• _Try it_
Whenever a line in the material below contains "Dodaj", copy that line.

== == ==

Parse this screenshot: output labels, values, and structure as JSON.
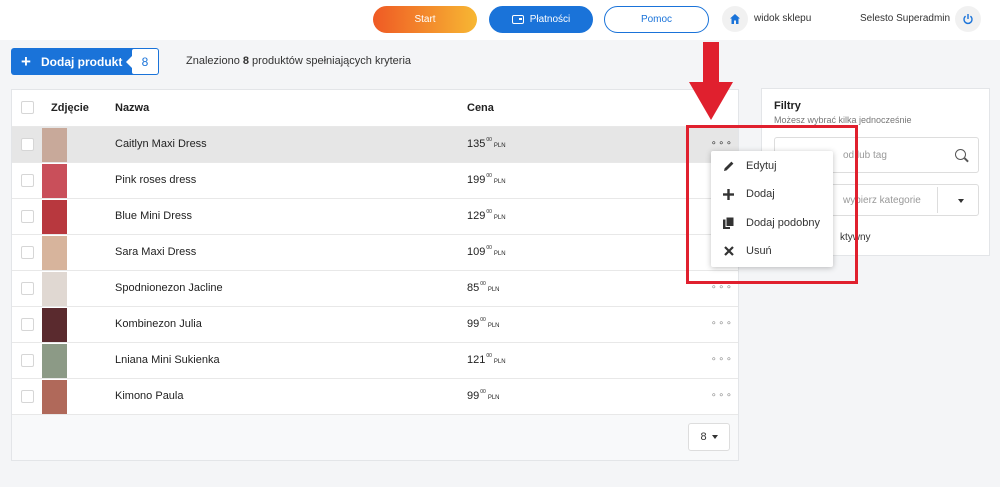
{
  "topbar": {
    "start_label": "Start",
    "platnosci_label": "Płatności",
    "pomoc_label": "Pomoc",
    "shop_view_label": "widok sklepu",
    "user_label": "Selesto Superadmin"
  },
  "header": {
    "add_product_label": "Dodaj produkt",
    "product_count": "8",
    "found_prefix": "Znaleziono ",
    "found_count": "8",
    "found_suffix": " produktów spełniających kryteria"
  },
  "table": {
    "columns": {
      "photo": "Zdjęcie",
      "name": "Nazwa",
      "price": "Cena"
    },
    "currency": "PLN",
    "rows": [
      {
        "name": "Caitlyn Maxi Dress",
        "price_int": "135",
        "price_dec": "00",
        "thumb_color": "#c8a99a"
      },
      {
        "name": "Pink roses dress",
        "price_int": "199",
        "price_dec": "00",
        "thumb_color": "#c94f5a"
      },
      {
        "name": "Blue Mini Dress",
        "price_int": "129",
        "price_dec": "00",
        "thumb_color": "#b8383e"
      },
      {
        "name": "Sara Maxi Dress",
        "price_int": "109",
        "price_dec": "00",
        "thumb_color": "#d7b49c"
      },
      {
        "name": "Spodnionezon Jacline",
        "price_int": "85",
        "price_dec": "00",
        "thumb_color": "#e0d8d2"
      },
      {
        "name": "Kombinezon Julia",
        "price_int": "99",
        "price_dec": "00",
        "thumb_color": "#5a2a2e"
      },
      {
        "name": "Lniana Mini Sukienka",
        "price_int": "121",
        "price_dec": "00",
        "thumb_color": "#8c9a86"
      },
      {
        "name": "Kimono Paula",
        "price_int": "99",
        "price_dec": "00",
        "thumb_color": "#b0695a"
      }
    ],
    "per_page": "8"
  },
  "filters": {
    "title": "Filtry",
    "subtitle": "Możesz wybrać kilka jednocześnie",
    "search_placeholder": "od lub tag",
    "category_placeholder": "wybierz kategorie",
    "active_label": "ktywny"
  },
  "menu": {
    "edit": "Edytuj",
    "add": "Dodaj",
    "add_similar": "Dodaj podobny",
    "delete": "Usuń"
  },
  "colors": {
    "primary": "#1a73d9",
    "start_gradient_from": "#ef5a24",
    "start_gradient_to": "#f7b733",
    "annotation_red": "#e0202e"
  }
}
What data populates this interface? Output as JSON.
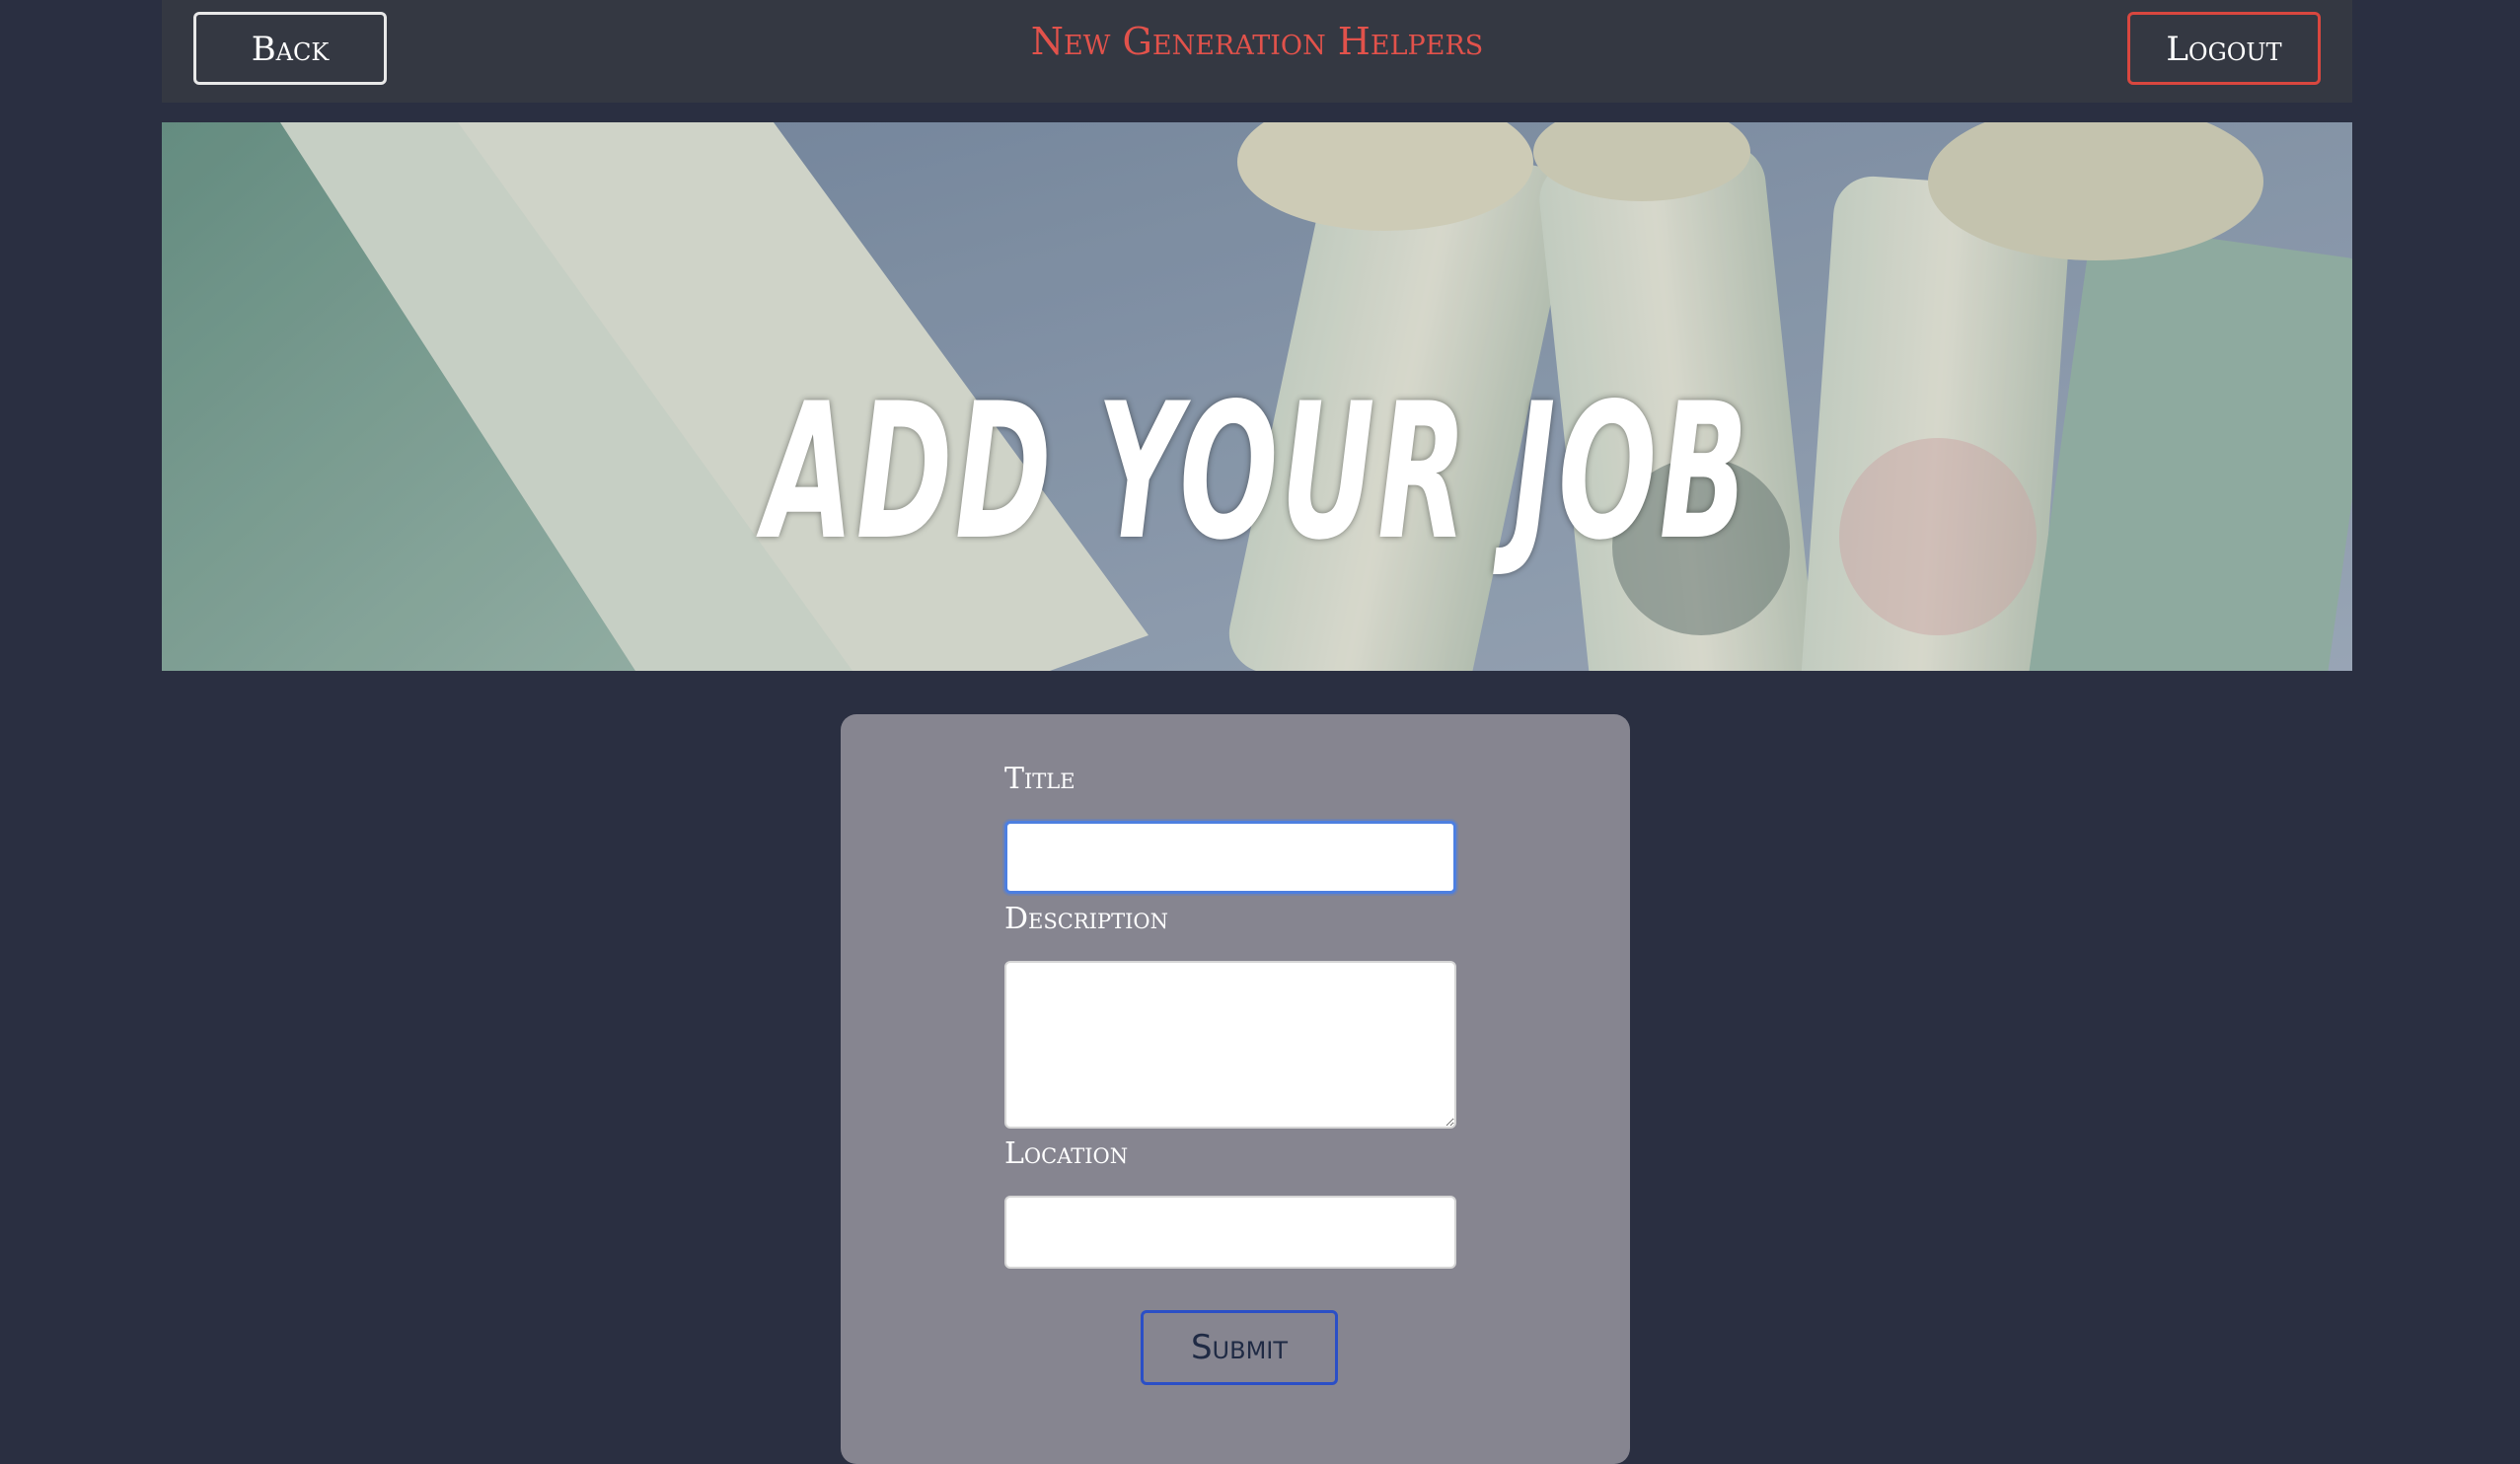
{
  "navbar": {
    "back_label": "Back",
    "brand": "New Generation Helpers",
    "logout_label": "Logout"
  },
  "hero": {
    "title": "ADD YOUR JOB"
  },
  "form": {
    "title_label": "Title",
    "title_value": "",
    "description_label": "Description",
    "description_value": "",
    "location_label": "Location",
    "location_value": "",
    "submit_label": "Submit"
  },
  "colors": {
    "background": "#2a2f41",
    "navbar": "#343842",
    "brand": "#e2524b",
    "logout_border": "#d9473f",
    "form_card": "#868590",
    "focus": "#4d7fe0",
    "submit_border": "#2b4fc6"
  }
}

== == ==

• _Task result_
    "add_product_label": "Dodaj produkt",
    "add": "Dodaj",
    "add_similar": "Dodaj podobny",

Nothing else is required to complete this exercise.